Web page and app entries

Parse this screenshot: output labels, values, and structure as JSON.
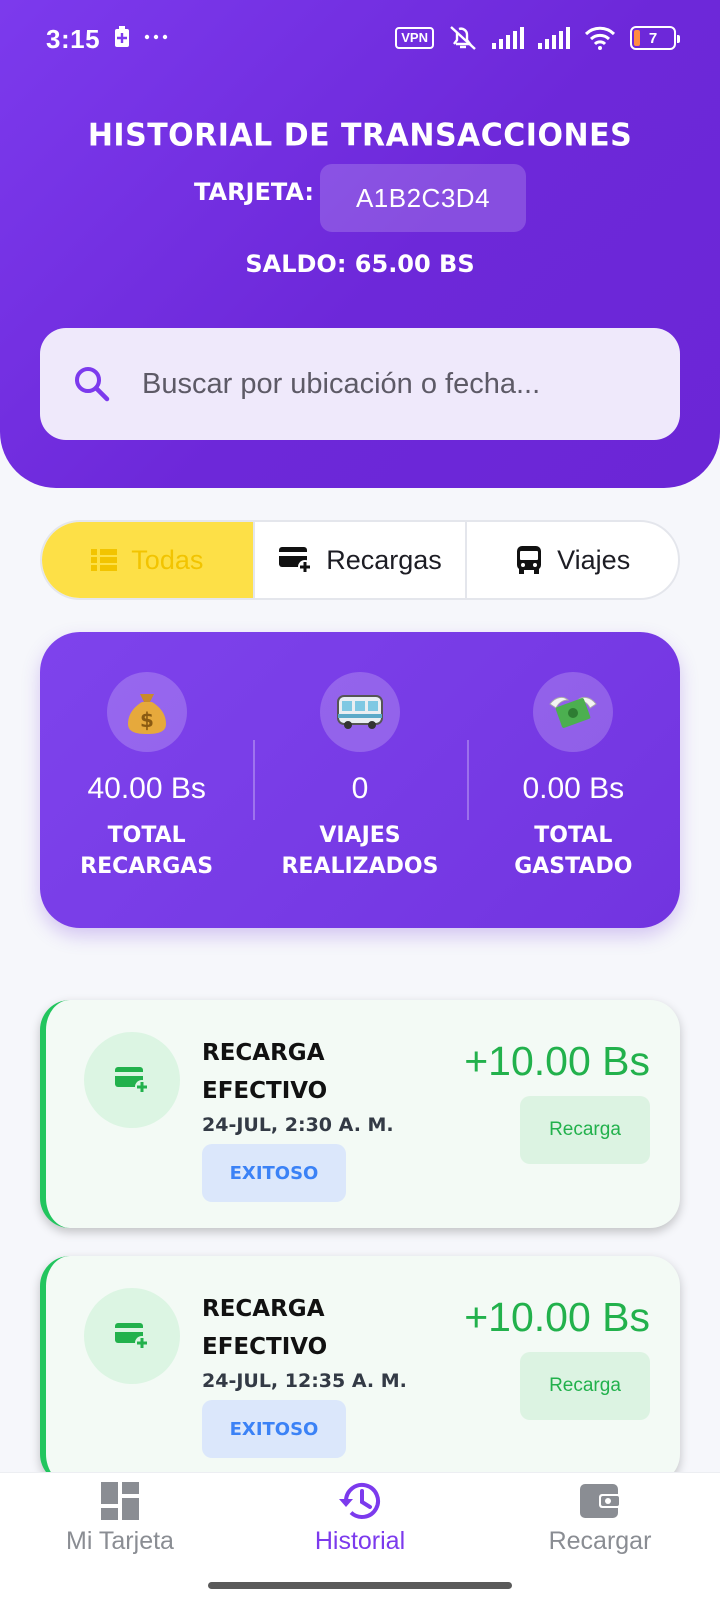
{
  "status_bar": {
    "time": "3:15",
    "vpn": "VPN",
    "battery": "7",
    "icons": [
      "battery-saver-icon",
      "more-dots-icon",
      "vpn-icon",
      "mute-icon",
      "signal-icon",
      "signal-icon",
      "wifi-icon",
      "battery-icon"
    ]
  },
  "header": {
    "title": "HISTORIAL DE TRANSACCIONES",
    "card_label": "TARJETA:",
    "card_code": "A1B2C3D4",
    "saldo": "SALDO: 65.00 BS"
  },
  "search": {
    "placeholder": "Buscar por ubicación o fecha..."
  },
  "filters": {
    "tabs": [
      {
        "label": "Todas",
        "icon": "list-icon",
        "active": true
      },
      {
        "label": "Recargas",
        "icon": "card-add-icon",
        "active": false
      },
      {
        "label": "Viajes",
        "icon": "bus-icon",
        "active": false
      }
    ]
  },
  "stats": [
    {
      "icon": "money-bag-icon",
      "value": "40.00 Bs",
      "label": "TOTAL RECARGAS"
    },
    {
      "icon": "bus-emoji-icon",
      "value": "0",
      "label": "VIAJES REALIZADOS"
    },
    {
      "icon": "money-wings-icon",
      "value": "0.00 Bs",
      "label": "TOTAL GASTADO"
    }
  ],
  "transactions": [
    {
      "title": "RECARGA EFECTIVO",
      "date": "24-JUL, 2:30 A. M.",
      "status": "EXITOSO",
      "amount": "+10.00 Bs",
      "type": "Recarga"
    },
    {
      "title": "RECARGA EFECTIVO",
      "date": "24-JUL, 12:35 A. M.",
      "status": "EXITOSO",
      "amount": "+10.00 Bs",
      "type": "Recarga"
    }
  ],
  "bottom_nav": [
    {
      "label": "Mi Tarjeta",
      "icon": "dashboard-icon",
      "active": false
    },
    {
      "label": "Historial",
      "icon": "history-icon",
      "active": true
    },
    {
      "label": "Recargar",
      "icon": "wallet-icon",
      "active": false
    }
  ],
  "colors": {
    "primary": "#7c3aed",
    "accent_yellow": "#fde047",
    "success": "#22c55e",
    "status_blue": "#3b82f6"
  }
}
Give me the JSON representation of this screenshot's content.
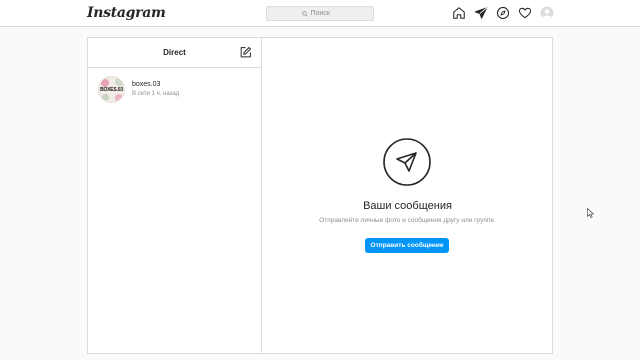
{
  "header": {
    "logo": "Instagram",
    "search_placeholder": "Поиск",
    "nav_icons": [
      "home-icon",
      "direct-icon",
      "explore-icon",
      "activity-icon",
      "profile-avatar"
    ]
  },
  "direct": {
    "title": "Direct",
    "threads": [
      {
        "name": "boxes.03",
        "status": "В сети 1 ч. назад",
        "avatar_text": "BOXES.03"
      }
    ]
  },
  "empty_state": {
    "title": "Ваши сообщения",
    "subtitle": "Отправляйте личные фото и сообщения другу или группе.",
    "button_label": "Отправить сообщение"
  },
  "colors": {
    "accent": "#0095f6",
    "border": "#dbdbdb",
    "background": "#fafafa",
    "muted_text": "#8e8e8e"
  }
}
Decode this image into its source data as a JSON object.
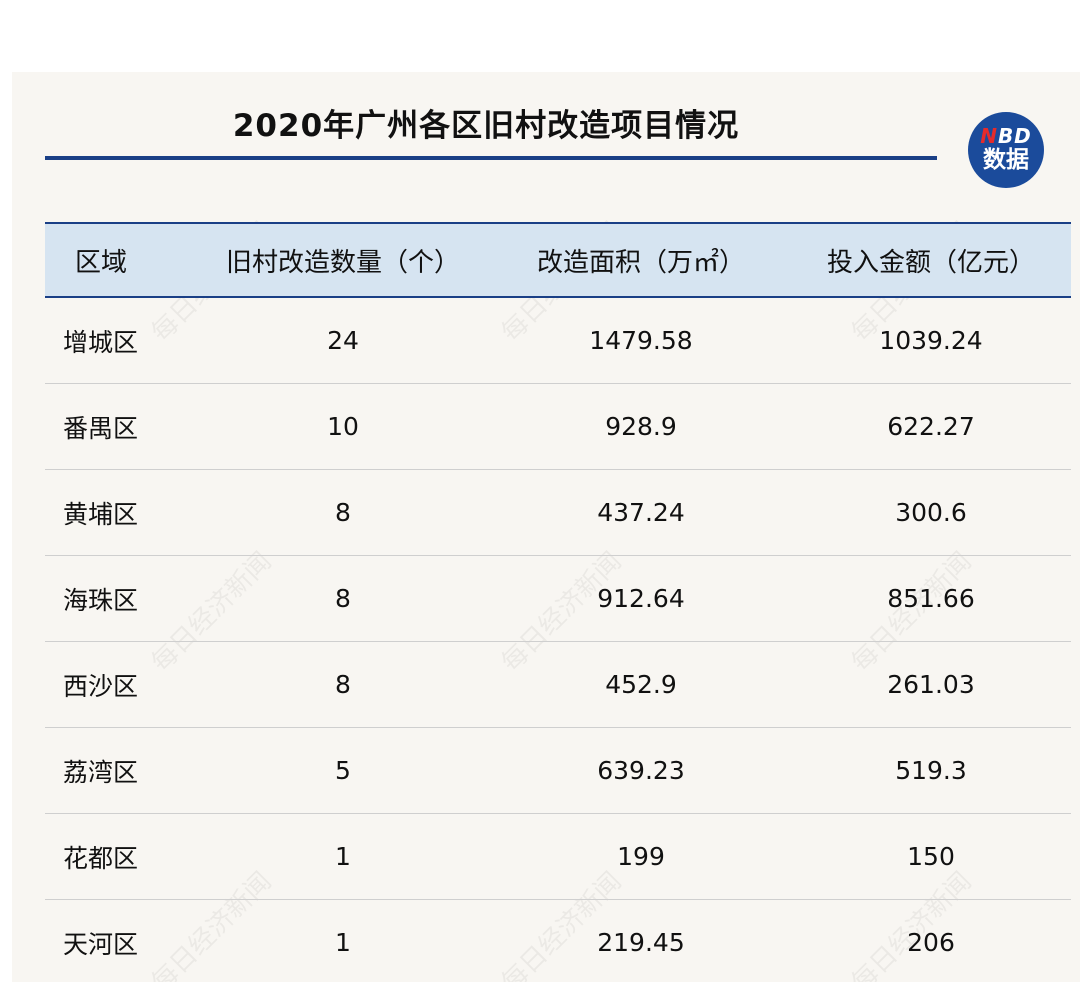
{
  "chart_data": {
    "type": "table",
    "title": "2020年广州各区旧村改造项目情况",
    "columns": [
      "区域",
      "旧村改造数量（个）",
      "改造面积（万㎡）",
      "投入金额（亿元）"
    ],
    "rows": [
      [
        "增城区",
        "24",
        "1479.58",
        "1039.24"
      ],
      [
        "番禺区",
        "10",
        "928.9",
        "622.27"
      ],
      [
        "黄埔区",
        "8",
        "437.24",
        "300.6"
      ],
      [
        "海珠区",
        "8",
        "912.64",
        "851.66"
      ],
      [
        "西沙区",
        "8",
        "452.9",
        "261.03"
      ],
      [
        "荔湾区",
        "5",
        "639.23",
        "519.3"
      ],
      [
        "花都区",
        "1",
        "199",
        "150"
      ],
      [
        "天河区",
        "1",
        "219.45",
        "206"
      ]
    ]
  },
  "logo": {
    "line1_n": "N",
    "line1_rest": "BD",
    "line2": "数据"
  },
  "watermark": "每日经济新闻",
  "colors": {
    "accent": "#1a3f86",
    "header_bg": "#d6e4f1",
    "logo_bg": "#1b4b9b",
    "logo_n": "#e52b2b",
    "background": "#f8f6f2"
  }
}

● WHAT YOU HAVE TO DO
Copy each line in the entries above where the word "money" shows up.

● ANSWER TO THIS EXERCISE
      "icon": "money-bag-icon",
      "icon": "money-wings-icon",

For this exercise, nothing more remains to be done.